I am refinishing a lathe, and as part of that refurbishment, I’m bringing some shafts to the correct size for a bearing seat. Unfortunately, it is rather difficult to accurately remove 20 microns from a shaft when your lathe is in a hundred pieces on the floor. :(
Fortunately, 20 microns isn’t much and can easily be removed by abrasive means. However, this requires a lap, which are historically made of cast iron, owing to its low cost, good geometrical stability, and porous structure. In particular, grey cast iron contains many small pockets of graphite that the abrasive media easily embeds into. (Citation: Stahli) Stahli, A. (n.d.). The Technique of Lapping. Retrieved from https://www.stahliusa.com/stahli-publication/the-technique-of-lapping/
However, I don’t have much cast iron (and none of known grade) and machining a lap out of aluminum on my mill seemed like a waste of time and material.
Instead, I figured I could print one!
I designed my PETG part around several designs I saw from American Lap, Helical, and Stähli. It’s quite simple, really – a 12mm reamed hole forms the main cutting surface, and equispaced holes around the lap allow it to close evenly from a slit on the side. A M5 tap is used to form threads, and a M5 bolt controls the lap pressure.
I’m sure I could attempt to model and optimize the hole placements, but I have not yet found it necessary. Perhaps in the future I will have good enough process control and metrological instrumentation to accurately test lap shape.
A FreeCAD render, which can be downloaded here. This particular lap had a nominal inner diameter of 12mm.
I used 40 (400 grit) micron diamond paste. The paste seemed to work, but was the absolute cheapest paste I could buy. The brand is Shuangxin, and was purchased from Aliexpress for less than a dollar. I suspect it’s a bit light on diamonds, and will experiment with using silicon carbide, alumina, and by own diamond/grease mixes to see if I can improve material removal rates and finish.
Fundamentally, there are two cutting modes in abrasive machining. The first utilizes abrasive embedded in a matrix – sandpaper, a charged lap, roughing stones, etc. The other mode is free abrasive rolling between two surfaces, abrading both as it degrades. Both are valid ways to remove material, but given my very soft lap, I found superior results by embedding the abrasive.

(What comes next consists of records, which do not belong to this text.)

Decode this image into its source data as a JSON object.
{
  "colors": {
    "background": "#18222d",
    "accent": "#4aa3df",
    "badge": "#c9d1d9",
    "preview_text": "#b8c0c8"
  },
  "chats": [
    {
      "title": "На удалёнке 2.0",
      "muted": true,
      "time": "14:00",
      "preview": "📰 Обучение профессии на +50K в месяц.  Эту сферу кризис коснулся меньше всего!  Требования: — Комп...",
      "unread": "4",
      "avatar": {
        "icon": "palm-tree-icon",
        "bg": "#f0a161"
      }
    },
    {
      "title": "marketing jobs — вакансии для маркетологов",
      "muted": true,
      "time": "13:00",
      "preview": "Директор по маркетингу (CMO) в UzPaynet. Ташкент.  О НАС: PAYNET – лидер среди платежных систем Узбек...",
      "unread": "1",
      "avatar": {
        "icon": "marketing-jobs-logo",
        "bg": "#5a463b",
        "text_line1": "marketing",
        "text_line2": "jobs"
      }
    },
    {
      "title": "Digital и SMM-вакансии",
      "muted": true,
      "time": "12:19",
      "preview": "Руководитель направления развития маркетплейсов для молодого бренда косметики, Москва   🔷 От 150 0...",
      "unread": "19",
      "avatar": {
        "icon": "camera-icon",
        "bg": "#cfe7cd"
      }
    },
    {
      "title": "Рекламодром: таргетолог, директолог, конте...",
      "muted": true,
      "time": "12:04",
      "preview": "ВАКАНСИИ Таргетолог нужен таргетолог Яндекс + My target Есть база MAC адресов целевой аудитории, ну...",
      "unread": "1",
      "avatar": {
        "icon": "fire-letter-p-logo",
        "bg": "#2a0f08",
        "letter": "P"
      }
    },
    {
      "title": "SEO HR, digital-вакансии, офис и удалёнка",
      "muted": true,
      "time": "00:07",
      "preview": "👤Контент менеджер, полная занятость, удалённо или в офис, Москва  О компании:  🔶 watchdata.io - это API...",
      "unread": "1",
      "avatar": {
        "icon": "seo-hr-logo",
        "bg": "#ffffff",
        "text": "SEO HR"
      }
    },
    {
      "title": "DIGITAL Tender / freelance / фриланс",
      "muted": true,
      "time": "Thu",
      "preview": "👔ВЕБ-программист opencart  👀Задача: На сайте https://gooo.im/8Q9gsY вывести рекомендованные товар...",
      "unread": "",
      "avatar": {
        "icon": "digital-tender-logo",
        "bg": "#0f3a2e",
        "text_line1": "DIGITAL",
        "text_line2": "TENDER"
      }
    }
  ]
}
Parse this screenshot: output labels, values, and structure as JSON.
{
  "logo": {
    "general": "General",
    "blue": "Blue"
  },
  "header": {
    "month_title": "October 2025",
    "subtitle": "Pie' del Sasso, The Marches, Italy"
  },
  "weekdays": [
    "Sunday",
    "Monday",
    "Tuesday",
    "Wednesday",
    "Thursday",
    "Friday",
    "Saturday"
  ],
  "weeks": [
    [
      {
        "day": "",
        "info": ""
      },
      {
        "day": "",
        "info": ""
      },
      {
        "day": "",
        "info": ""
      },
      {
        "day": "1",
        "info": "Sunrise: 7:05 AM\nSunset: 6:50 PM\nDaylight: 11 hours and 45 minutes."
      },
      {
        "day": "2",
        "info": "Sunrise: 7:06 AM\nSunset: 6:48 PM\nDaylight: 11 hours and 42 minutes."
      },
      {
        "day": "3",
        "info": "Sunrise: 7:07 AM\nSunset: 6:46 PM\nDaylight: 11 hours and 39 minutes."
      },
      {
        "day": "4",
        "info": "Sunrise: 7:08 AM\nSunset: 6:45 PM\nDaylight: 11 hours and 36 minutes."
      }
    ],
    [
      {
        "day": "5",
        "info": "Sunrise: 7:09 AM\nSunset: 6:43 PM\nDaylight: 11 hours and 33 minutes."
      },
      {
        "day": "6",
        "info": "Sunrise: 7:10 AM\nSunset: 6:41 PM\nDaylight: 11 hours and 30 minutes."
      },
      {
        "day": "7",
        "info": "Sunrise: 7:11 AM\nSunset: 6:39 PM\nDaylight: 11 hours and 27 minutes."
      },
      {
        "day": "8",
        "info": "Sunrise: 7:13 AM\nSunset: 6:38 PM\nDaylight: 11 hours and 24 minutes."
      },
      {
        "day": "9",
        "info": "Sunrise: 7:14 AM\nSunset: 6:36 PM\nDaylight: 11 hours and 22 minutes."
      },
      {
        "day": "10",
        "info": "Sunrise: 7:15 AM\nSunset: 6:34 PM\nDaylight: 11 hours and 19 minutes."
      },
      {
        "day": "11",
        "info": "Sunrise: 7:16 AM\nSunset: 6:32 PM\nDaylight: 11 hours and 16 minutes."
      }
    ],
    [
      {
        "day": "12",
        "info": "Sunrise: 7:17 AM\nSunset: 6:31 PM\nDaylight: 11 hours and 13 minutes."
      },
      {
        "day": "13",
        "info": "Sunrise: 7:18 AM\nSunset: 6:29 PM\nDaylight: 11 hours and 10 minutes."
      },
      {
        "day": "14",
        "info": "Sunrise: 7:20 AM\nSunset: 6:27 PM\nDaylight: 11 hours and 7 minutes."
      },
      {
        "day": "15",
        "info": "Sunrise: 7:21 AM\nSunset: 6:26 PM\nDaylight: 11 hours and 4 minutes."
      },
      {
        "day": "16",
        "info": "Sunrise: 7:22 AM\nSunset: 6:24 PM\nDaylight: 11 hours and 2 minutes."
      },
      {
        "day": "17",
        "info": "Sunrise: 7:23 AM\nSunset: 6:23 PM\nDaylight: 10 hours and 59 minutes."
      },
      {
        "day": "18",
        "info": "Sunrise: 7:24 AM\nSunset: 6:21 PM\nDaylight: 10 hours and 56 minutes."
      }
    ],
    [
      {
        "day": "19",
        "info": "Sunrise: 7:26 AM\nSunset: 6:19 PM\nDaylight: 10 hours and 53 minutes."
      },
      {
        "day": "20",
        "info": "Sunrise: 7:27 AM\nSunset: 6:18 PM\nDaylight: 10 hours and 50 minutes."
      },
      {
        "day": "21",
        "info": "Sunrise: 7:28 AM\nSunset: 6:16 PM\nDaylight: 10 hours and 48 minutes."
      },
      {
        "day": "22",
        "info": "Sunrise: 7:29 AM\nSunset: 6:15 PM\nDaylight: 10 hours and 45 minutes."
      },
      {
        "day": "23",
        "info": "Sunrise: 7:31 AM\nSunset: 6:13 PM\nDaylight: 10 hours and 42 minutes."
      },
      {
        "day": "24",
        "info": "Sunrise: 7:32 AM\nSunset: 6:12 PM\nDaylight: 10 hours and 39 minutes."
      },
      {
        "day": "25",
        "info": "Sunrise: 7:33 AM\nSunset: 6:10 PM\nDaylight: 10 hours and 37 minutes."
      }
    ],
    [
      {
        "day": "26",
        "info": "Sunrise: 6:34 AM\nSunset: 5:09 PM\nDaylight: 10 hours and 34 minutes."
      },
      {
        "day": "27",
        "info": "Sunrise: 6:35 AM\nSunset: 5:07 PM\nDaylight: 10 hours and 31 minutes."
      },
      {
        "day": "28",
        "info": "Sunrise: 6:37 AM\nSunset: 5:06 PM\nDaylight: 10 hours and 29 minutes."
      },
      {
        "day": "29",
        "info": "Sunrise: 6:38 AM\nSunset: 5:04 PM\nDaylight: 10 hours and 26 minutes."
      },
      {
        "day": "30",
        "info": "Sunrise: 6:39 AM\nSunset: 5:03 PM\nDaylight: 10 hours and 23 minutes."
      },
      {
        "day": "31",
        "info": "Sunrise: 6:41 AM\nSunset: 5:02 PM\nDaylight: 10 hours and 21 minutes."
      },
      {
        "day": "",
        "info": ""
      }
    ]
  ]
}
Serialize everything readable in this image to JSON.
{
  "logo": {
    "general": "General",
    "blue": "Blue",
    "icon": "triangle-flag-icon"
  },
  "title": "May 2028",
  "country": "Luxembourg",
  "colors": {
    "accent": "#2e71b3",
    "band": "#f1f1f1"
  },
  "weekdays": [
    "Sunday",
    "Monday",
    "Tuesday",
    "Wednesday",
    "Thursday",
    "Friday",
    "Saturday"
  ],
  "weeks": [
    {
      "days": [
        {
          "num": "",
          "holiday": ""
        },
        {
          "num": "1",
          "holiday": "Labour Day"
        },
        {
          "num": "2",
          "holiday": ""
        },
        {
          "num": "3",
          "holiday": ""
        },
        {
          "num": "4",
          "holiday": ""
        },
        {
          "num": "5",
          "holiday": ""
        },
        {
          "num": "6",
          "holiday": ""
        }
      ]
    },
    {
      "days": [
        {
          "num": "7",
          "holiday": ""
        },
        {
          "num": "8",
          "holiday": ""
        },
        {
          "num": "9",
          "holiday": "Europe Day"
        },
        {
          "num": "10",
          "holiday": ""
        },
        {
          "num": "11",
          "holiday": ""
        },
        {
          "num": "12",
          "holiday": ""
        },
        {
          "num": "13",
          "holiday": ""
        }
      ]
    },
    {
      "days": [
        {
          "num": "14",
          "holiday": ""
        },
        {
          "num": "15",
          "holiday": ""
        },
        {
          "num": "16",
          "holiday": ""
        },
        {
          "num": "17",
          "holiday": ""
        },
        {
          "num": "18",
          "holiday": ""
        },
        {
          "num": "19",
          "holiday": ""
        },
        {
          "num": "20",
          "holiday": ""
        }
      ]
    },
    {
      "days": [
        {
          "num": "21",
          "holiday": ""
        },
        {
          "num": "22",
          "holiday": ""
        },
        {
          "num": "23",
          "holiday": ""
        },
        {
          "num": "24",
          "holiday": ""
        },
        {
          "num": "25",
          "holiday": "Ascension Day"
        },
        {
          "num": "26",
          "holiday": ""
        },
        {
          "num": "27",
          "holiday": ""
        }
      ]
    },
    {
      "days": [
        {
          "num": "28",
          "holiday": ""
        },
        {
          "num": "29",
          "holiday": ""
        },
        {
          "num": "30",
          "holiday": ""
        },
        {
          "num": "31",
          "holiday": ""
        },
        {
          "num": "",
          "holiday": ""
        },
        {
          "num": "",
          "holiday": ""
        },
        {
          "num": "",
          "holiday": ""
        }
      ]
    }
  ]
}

The basic technique is to coat the lap and object in a light coating of lapping compound. I then put the lap on the shaft, and tightened the screw to to fully close the slit – this exerts a tremendous amount of pressure on the shaft and embeds the diamond in the soft plastic. To begin lapping, I backed the screw out as to be only slightly tight, and ran the shaft in a drill at about 250 RPM. I then gently ran the lap back and forth on the shaft, much like a spindle sander.
In using the laps, I found the biggest threat to be heat buildup. Too much friction will quickly deform the lap, and cause it to lose hold of the diamond in the plastic, ruining the material removal rate and dimensions of the lap. As such, I found lower RPMs and pressures to work substantially better than higher RPMs and higher pressure.
I was surprised to find that at the right speed and pressure, it was quite easy to tell the difference in shaft diameter as fine as 10 microns. I estimate I removed approximately 5 microns per minute, although this is a very rough estimate.*
I’m very pleased with the results. I don’t have a profilometer to quantify the results, but the surface is wonderfully smooth. There are visible swirl marks, but that is to be expected with 40 micron paste. A huge benefit of 3D printing laps is the easy with which a set can be assembled, minimizing abrasive contamination between stages.
I was able to hit my target dimension of 12.000mm. This is quite tricky – assuming a CTE of 12E-6, my 12mm steel shaft will increase in diameter by almost 2 microns if I warm it in my hand from a 60F garage.
Apart from the correct OD, I also noticed an improvement in circularity, with the new parts significantly less out of round, by 5 to 10 microns. However, the pre-lapping shaft appears to have been cylindrically ground with a brick, so it’s hard to say if I was actually measuring the shaft and not just a burr.
Resources for further work
The design is heavily inspired by the excellent resources at Helical Lap and American Lap. I also learned quite a bit about lapping more generally from Stähli, which published an excellent “The Technique of Lapping” PDF.